Task brief: Copy the whole listing verbatim.
══ Input records
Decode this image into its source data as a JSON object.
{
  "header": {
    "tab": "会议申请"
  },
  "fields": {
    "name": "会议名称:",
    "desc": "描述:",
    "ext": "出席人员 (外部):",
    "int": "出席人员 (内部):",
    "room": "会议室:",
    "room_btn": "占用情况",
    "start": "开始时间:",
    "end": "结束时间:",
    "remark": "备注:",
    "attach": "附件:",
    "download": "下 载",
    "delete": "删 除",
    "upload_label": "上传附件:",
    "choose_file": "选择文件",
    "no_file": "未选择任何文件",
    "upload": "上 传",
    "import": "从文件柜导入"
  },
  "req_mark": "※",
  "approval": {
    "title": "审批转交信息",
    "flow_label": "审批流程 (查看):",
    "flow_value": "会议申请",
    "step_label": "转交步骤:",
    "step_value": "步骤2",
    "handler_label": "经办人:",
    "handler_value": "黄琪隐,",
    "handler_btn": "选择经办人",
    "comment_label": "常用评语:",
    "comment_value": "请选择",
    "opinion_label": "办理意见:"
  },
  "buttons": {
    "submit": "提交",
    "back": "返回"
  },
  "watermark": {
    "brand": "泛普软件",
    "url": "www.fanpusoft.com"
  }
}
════
Answer area:
Decode this image into its source data as a JSON object.
{
  "header": {
    "tab": "会议申请"
  },
  "fields": {
    "name": "会议名称:",
    "desc": "描述:",
    "ext": "出席人员 (外部):",
    "int": "出席人员 (内部):",
    "room": "会议室:",
    "room_btn": "占用情况",
    "start": "开始时间:",
    "end": "结束时间:",
    "remark": "备注:",
    "attach": "附件:",
    "download": "下 载",
    "delete": "删 除",
    "upload_label": "上传附件:",
    "choose_file": "选择文件",
    "no_file": "未选择任何文件",
    "upload": "上 传",
    "import": "从文件柜导入"
  },
  "req_mark": "※",
  "approval": {
    "title": "审批转交信息",
    "flow_label": "审批流程 (查看):",
    "flow_value": "会议申请",
    "step_label": "转交步骤:",
    "step_value": "步骤2",
    "handler_label": "经办人:",
    "handler_value": "黄琪隐,",
    "handler_btn": "选择经办人",
    "comment_label": "常用评语:",
    "comment_value": "请选择",
    "opinion_label": "办理意见:"
  },
  "buttons": {
    "submit": "提交",
    "back": "返回"
  },
  "watermark": {
    "brand": "泛普软件",
    "url": "www.fanpusoft.com"
  }
}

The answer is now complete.